#### INPUT FOR THIS TASK ####

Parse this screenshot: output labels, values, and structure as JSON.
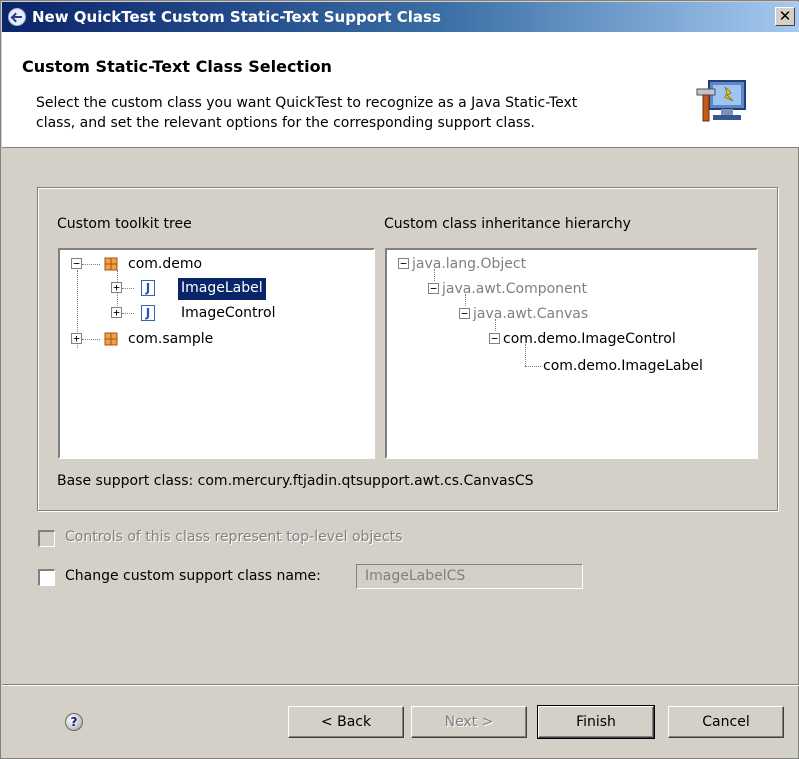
{
  "window": {
    "title": "New QuickTest Custom Static-Text Support Class",
    "close_glyph": "✕"
  },
  "header": {
    "heading": "Custom Static-Text Class Selection",
    "description_line1": "Select the custom class you want QuickTest to recognize as a Java Static-Text",
    "description_line2": "class, and set the relevant options for the corresponding support class.",
    "icon": "wizard-hammer-monitor-icon"
  },
  "toolkit_tree": {
    "label": "Custom toolkit tree",
    "nodes": [
      {
        "label": "com.demo",
        "expander": "−",
        "icon": "package-icon"
      },
      {
        "label": "ImageLabel",
        "expander": "+",
        "icon": "java-class-icon",
        "selected": true
      },
      {
        "label": "ImageControl",
        "expander": "+",
        "icon": "java-class-icon"
      },
      {
        "label": "com.sample",
        "expander": "+",
        "icon": "package-icon"
      }
    ],
    "class_icon_letter": "J"
  },
  "hierarchy": {
    "label": "Custom class inheritance hierarchy",
    "nodes": [
      {
        "label": "java.lang.Object",
        "expander": "−",
        "disabled": true
      },
      {
        "label": "java.awt.Component",
        "expander": "−",
        "disabled": true
      },
      {
        "label": "java.awt.Canvas",
        "expander": "−",
        "disabled": true
      },
      {
        "label": "com.demo.ImageControl",
        "expander": "−",
        "disabled": false
      },
      {
        "label": "com.demo.ImageLabel",
        "disabled": false
      }
    ]
  },
  "base_support_class": "Base support class: com.mercury.ftjadin.qtsupport.awt.cs.CanvasCS",
  "options": {
    "top_level_label": "Controls of this class represent top-level objects",
    "top_level_checked": false,
    "change_name_label": "Change custom support class name:",
    "change_name_checked": false,
    "class_name_value": "ImageLabelCS"
  },
  "buttons": {
    "help": "?",
    "back": "< Back",
    "next": "Next >",
    "finish": "Finish",
    "cancel": "Cancel"
  }
}
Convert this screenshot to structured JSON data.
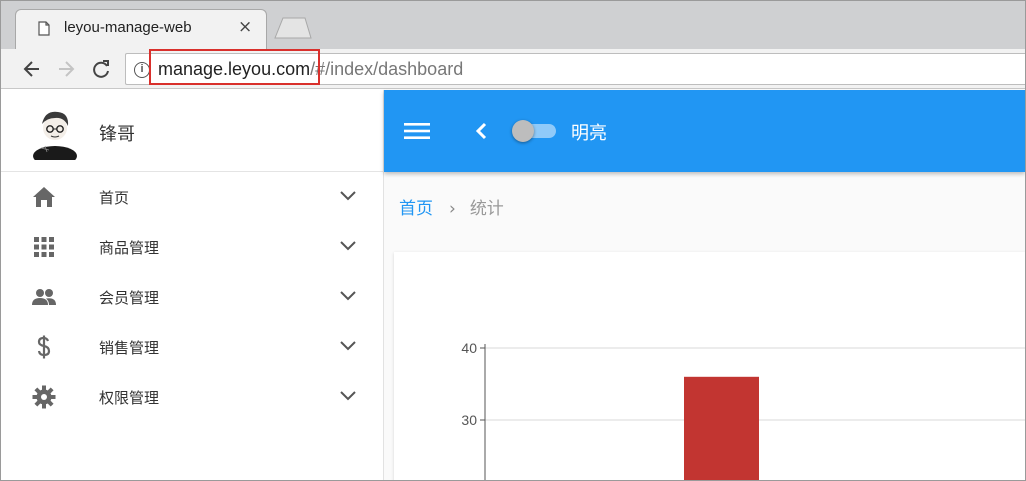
{
  "browser": {
    "tab_title": "leyou-manage-web",
    "tab_close": "×",
    "url_host": "manage.leyou.com",
    "url_path": "/#/index/dashboard"
  },
  "sidebar": {
    "username": "锋哥",
    "items": [
      {
        "label": "首页",
        "icon": "home-icon"
      },
      {
        "label": "商品管理",
        "icon": "apps-grid-icon"
      },
      {
        "label": "会员管理",
        "icon": "people-icon"
      },
      {
        "label": "销售管理",
        "icon": "dollar-icon"
      },
      {
        "label": "权限管理",
        "icon": "gear-icon"
      }
    ]
  },
  "topbar": {
    "toggle_label": "明亮",
    "accent": "#2196f3"
  },
  "breadcrumb": {
    "home": "首页",
    "separator": "›",
    "current": "统计"
  },
  "chart_data": {
    "type": "bar",
    "y_ticks": [
      40,
      30
    ],
    "series": [
      {
        "values": [
          36
        ],
        "color": "#c23531"
      }
    ],
    "grid": true
  }
}
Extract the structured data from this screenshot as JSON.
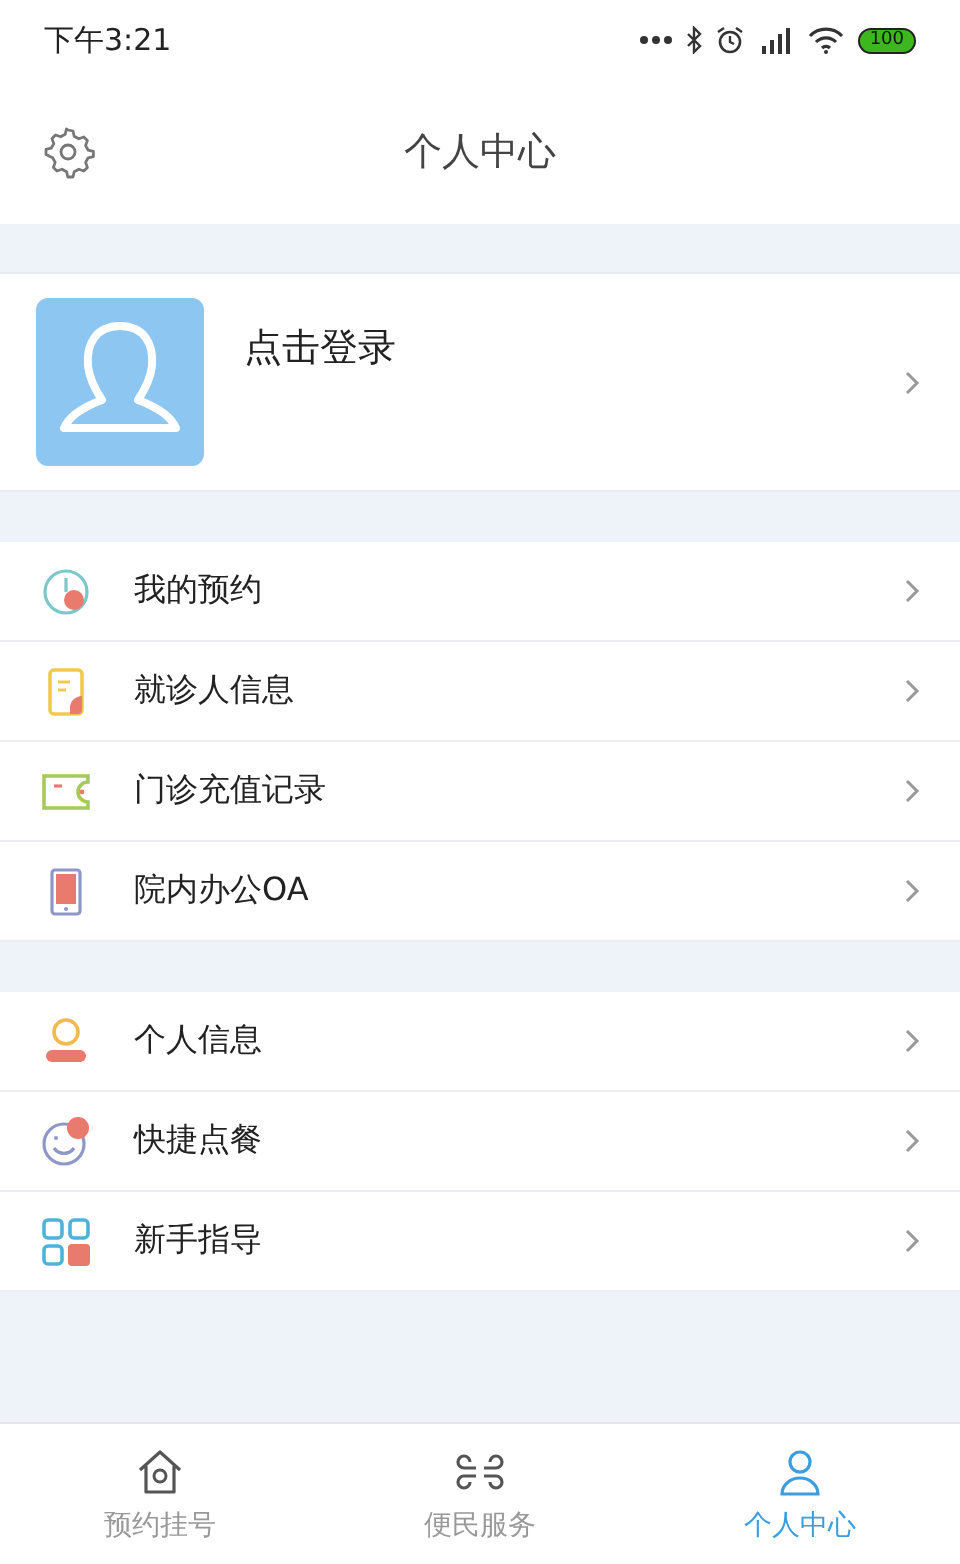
{
  "status_bar": {
    "time": "下午3:21",
    "battery": "100"
  },
  "header": {
    "title": "个人中心"
  },
  "profile": {
    "login_label": "点击登录"
  },
  "menu_groups": [
    [
      {
        "label": "我的预约"
      },
      {
        "label": "就诊人信息"
      },
      {
        "label": "门诊充值记录"
      },
      {
        "label": "院内办公OA"
      }
    ],
    [
      {
        "label": "个人信息"
      },
      {
        "label": "快捷点餐"
      },
      {
        "label": "新手指导"
      }
    ]
  ],
  "tabs": [
    {
      "label": "预约挂号",
      "selected": false
    },
    {
      "label": "便民服务",
      "selected": false
    },
    {
      "label": "个人中心",
      "selected": true
    }
  ]
}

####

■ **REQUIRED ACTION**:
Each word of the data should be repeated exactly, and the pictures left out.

■ **EXERCISE ANSWER**:
Parse this screenshot: output labels, values, and structure as JSON.
{
  "window": {
    "title": "New QuickTest Custom Static-Text Support Class",
    "close_glyph": "✕"
  },
  "header": {
    "heading": "Custom Static-Text Class Selection",
    "description_line1": "Select the custom class you want QuickTest to recognize as a Java Static-Text",
    "description_line2": "class, and set the relevant options for the corresponding support class.",
    "icon": "wizard-hammer-monitor-icon"
  },
  "toolkit_tree": {
    "label": "Custom toolkit tree",
    "nodes": [
      {
        "label": "com.demo",
        "expander": "−",
        "icon": "package-icon"
      },
      {
        "label": "ImageLabel",
        "expander": "+",
        "icon": "java-class-icon",
        "selected": true
      },
      {
        "label": "ImageControl",
        "expander": "+",
        "icon": "java-class-icon"
      },
      {
        "label": "com.sample",
        "expander": "+",
        "icon": "package-icon"
      }
    ],
    "class_icon_letter": "J"
  },
  "hierarchy": {
    "label": "Custom class inheritance hierarchy",
    "nodes": [
      {
        "label": "java.lang.Object",
        "expander": "−",
        "disabled": true
      },
      {
        "label": "java.awt.Component",
        "expander": "−",
        "disabled": true
      },
      {
        "label": "java.awt.Canvas",
        "expander": "−",
        "disabled": true
      },
      {
        "label": "com.demo.ImageControl",
        "expander": "−",
        "disabled": false
      },
      {
        "label": "com.demo.ImageLabel",
        "disabled": false
      }
    ]
  },
  "base_support_class": "Base support class: com.mercury.ftjadin.qtsupport.awt.cs.CanvasCS",
  "options": {
    "top_level_label": "Controls of this class represent top-level objects",
    "top_level_checked": false,
    "change_name_label": "Change custom support class name:",
    "change_name_checked": false,
    "class_name_value": "ImageLabelCS"
  },
  "buttons": {
    "help": "?",
    "back": "< Back",
    "next": "Next >",
    "finish": "Finish",
    "cancel": "Cancel"
  }
}
Convert this screenshot to structured JSON data.
{
  "browser": {
    "tab_title": "leyou-manage-web",
    "tab_close": "×",
    "url_host": "manage.leyou.com",
    "url_path": "/#/index/dashboard"
  },
  "sidebar": {
    "username": "锋哥",
    "items": [
      {
        "label": "首页",
        "icon": "home-icon"
      },
      {
        "label": "商品管理",
        "icon": "apps-grid-icon"
      },
      {
        "label": "会员管理",
        "icon": "people-icon"
      },
      {
        "label": "销售管理",
        "icon": "dollar-icon"
      },
      {
        "label": "权限管理",
        "icon": "gear-icon"
      }
    ]
  },
  "topbar": {
    "toggle_label": "明亮",
    "accent": "#2196f3"
  },
  "breadcrumb": {
    "home": "首页",
    "separator": "›",
    "current": "统计"
  },
  "chart_data": {
    "type": "bar",
    "y_ticks": [
      40,
      30
    ],
    "series": [
      {
        "values": [
          36
        ],
        "color": "#c23531"
      }
    ],
    "grid": true
  }
}
Extract the structured data from this screenshot as JSON.
{
  "status_bar": {
    "time": "下午3:21",
    "battery": "100"
  },
  "header": {
    "title": "个人中心"
  },
  "profile": {
    "login_label": "点击登录"
  },
  "menu_groups": [
    [
      {
        "label": "我的预约"
      },
      {
        "label": "就诊人信息"
      },
      {
        "label": "门诊充值记录"
      },
      {
        "label": "院内办公OA"
      }
    ],
    [
      {
        "label": "个人信息"
      },
      {
        "label": "快捷点餐"
      },
      {
        "label": "新手指导"
      }
    ]
  ],
  "tabs": [
    {
      "label": "预约挂号",
      "selected": false
    },
    {
      "label": "便民服务",
      "selected": false
    },
    {
      "label": "个人中心",
      "selected": true
    }
  ]
}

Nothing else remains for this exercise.